There’s a difference between a single study research project and a broader research strategy. One rolls up into the other quite nicely. Before you and your research team can tackle different research projects in your marketing department, you’ll need a bigger plan to carry you through the year.

To achieve a robust research strategy, you must first create a research sequence. This methodology allows you to set up four different stages as a marketer. From there, anyone who is looking to have research done on one particular question can be sorted into one of the four main phases. Let’s dive in.

The Steps

Archival Data is using secondary data and even big data from within your company. You find your internal data hub and use it to your full advantage. This is the first phase of the research sequencing.

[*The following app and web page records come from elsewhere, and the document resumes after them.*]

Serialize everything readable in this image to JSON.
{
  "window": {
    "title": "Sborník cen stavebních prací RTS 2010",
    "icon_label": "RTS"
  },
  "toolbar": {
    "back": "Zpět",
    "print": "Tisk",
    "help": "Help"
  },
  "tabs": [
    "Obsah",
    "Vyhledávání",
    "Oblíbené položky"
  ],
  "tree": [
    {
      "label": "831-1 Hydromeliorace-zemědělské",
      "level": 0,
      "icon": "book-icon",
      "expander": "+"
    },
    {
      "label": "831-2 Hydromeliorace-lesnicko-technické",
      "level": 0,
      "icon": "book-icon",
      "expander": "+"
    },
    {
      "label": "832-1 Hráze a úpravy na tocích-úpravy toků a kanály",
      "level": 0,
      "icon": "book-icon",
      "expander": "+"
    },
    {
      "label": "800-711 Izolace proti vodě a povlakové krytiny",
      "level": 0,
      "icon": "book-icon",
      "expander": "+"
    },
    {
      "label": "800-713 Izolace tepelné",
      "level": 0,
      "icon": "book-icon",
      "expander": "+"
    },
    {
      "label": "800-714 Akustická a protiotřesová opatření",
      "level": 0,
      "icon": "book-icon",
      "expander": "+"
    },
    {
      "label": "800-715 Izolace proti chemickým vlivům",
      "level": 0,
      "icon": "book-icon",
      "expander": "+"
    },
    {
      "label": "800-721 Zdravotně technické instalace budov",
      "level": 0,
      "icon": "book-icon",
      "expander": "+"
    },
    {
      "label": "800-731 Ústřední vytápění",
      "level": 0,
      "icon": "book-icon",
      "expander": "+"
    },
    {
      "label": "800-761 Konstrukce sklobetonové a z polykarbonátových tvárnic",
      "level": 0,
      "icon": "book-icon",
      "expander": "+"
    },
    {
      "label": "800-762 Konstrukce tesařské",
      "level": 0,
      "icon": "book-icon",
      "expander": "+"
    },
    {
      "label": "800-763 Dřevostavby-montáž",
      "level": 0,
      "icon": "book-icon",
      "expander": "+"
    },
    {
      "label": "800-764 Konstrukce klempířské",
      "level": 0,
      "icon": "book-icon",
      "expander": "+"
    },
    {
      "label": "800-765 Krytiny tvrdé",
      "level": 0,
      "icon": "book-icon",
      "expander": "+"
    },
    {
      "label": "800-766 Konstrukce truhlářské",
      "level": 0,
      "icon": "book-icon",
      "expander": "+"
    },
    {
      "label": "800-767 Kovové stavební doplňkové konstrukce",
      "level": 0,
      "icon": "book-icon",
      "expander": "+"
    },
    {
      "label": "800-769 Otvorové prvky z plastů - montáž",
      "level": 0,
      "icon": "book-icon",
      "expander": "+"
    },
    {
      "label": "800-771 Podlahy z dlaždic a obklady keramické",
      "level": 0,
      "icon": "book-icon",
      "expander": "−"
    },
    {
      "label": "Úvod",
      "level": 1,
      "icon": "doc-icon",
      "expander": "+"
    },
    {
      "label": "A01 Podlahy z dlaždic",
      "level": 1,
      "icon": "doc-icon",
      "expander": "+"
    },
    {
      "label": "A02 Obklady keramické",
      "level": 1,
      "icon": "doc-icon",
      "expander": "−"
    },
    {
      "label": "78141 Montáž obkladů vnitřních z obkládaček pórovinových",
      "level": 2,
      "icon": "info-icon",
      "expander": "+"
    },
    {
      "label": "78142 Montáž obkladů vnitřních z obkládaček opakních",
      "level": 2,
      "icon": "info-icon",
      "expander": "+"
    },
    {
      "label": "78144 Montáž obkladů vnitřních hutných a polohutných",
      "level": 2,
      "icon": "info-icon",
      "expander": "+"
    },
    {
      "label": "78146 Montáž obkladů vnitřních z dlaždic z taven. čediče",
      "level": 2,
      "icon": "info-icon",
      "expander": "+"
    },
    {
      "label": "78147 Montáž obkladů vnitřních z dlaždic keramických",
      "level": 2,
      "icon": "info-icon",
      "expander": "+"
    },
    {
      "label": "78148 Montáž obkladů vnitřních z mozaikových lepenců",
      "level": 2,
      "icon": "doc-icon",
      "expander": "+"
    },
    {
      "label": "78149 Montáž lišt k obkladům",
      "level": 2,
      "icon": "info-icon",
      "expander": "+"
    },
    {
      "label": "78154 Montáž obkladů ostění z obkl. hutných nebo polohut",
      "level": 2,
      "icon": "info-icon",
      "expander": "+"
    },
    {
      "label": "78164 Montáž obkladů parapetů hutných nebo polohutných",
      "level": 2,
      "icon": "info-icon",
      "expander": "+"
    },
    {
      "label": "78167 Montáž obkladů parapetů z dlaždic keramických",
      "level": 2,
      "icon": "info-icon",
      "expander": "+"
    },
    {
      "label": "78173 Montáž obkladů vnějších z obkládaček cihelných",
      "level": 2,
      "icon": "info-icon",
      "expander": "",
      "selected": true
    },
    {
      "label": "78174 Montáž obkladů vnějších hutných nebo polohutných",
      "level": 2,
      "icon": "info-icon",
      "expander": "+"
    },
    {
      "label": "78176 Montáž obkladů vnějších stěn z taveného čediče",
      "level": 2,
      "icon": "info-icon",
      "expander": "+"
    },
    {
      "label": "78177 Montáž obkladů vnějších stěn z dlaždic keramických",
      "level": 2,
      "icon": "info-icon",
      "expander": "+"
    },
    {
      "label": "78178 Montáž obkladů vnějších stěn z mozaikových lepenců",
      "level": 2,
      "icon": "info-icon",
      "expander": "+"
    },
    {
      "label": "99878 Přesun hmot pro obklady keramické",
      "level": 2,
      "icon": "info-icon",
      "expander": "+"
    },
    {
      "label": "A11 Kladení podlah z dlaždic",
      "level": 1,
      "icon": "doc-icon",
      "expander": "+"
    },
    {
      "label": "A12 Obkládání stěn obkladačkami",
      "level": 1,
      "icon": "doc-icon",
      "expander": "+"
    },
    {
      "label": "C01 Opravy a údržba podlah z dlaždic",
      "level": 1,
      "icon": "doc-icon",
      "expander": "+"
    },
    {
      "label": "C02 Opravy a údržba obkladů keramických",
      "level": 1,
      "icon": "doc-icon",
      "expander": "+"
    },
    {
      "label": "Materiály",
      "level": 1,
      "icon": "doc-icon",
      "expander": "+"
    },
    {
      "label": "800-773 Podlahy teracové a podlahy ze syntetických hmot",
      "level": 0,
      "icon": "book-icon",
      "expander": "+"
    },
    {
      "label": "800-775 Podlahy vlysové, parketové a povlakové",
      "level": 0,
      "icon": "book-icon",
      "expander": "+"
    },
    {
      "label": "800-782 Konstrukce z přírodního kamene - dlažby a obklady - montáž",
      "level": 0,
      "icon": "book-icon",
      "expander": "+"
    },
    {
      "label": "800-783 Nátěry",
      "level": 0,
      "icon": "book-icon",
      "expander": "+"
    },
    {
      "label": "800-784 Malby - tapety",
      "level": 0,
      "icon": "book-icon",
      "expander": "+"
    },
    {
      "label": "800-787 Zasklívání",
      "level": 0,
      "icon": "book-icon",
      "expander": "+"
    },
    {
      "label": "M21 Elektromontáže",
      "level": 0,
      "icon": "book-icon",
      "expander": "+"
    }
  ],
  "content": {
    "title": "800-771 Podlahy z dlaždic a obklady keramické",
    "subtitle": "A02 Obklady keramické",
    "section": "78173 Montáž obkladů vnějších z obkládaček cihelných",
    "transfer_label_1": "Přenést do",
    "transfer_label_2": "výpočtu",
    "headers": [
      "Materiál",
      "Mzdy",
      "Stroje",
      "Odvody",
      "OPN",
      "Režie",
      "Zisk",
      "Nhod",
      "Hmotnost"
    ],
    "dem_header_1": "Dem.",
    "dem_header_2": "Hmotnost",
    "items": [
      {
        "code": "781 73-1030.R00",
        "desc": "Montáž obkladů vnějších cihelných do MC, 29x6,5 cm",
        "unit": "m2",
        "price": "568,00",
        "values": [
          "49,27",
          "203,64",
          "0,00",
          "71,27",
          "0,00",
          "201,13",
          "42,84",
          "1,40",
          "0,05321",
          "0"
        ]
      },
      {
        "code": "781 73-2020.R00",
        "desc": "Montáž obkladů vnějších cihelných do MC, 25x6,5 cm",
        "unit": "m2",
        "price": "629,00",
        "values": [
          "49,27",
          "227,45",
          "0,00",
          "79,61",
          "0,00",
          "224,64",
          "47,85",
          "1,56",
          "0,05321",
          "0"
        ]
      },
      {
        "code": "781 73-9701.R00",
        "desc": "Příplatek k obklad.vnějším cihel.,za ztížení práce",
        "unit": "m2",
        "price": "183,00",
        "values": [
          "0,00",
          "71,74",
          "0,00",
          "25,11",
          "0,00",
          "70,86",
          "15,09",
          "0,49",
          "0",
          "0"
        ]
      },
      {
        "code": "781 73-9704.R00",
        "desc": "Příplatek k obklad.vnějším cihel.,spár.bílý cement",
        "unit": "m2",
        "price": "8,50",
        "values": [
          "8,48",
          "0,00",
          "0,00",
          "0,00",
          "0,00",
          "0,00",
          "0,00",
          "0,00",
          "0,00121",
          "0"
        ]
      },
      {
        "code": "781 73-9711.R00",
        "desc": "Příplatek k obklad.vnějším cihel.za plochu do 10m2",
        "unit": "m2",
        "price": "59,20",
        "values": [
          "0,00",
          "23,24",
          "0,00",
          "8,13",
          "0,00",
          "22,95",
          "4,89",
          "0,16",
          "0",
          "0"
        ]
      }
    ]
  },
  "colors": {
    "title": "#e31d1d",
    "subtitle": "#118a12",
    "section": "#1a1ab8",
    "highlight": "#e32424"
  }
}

Next, you look at qualitative research. This type of research is done toward the beginning of your research project and is considered exploratory. You can benefit from qualitative research through customer visits and focus groups.

Then, it is time to look at quantitative research. This phase includes deploying surveys and experiments such as running an A/B test or T-test. This research is more confirmatory to your original research question.

Finally, the last step is the follow up. This phase looks at secondary data both from internal and external, as well as customer interviews. It is important to follow up at the end to help confirm your research findings.

What’s Next

Now that you have your steps on research sequencing, it is time to take the decision problems that come to you within your company and place them within one of these phases above. These could be new product development, website design or brand repositioning. By divvying out your single study research projects into the different phases of a research sequence, you are allowing yourself to look at the bigger picture of your overall research strategy across an entire year (or couple years). It’s a marketing hack you won’t want to pass up on.

Did you enjoy what you read? If so, please refer to my last post about secondary data here.

Leave a Reply

Your email address will not be published. Required fields are marked *